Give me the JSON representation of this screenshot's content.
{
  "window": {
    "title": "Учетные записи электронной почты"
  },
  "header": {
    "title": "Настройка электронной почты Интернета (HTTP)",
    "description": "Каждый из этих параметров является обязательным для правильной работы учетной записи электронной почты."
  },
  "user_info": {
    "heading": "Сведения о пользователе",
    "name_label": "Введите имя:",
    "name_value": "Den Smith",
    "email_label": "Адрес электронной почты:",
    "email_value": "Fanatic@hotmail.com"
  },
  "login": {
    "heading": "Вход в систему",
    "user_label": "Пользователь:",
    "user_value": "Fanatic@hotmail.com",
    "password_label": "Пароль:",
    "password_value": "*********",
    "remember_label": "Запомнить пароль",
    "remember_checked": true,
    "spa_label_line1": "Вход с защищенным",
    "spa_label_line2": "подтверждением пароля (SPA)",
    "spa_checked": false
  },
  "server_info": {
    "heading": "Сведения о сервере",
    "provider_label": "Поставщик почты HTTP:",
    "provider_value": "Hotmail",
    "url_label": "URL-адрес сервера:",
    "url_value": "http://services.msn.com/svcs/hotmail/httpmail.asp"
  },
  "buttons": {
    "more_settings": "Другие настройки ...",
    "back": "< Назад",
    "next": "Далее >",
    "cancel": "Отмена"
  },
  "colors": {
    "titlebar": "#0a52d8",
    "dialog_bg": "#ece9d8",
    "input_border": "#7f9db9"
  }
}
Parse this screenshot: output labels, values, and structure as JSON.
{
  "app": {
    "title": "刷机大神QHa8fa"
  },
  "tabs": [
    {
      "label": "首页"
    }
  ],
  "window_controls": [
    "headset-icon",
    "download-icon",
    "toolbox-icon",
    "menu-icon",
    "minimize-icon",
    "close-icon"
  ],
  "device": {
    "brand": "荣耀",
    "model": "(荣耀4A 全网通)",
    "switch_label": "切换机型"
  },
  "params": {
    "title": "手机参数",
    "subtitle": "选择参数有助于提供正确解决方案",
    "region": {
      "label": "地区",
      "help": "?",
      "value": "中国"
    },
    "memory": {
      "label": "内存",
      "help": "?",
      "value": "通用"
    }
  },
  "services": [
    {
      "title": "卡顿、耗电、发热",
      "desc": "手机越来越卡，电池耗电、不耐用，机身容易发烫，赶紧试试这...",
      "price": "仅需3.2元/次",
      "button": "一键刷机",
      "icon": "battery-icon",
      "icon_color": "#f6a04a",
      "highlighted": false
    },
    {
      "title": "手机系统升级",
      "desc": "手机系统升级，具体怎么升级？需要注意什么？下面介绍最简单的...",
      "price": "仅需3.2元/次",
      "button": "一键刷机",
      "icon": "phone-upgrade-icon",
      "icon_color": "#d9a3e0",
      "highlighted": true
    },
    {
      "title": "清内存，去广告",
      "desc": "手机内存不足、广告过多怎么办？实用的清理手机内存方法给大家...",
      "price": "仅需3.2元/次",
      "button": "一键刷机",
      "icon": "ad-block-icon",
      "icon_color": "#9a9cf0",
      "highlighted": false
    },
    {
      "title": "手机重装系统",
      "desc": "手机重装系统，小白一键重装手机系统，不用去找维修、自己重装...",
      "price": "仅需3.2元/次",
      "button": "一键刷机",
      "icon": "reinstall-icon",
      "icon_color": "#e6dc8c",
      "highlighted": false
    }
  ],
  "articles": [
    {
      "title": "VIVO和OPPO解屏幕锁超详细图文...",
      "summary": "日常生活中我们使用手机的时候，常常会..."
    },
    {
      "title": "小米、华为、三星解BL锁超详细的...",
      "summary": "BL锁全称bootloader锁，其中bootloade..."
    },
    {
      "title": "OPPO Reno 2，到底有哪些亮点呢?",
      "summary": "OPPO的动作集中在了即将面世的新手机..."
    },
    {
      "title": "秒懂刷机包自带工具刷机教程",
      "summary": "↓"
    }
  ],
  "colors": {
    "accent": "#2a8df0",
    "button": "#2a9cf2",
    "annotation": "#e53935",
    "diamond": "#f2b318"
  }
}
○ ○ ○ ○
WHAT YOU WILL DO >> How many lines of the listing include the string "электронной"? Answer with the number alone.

TASK RESPONSE >> 4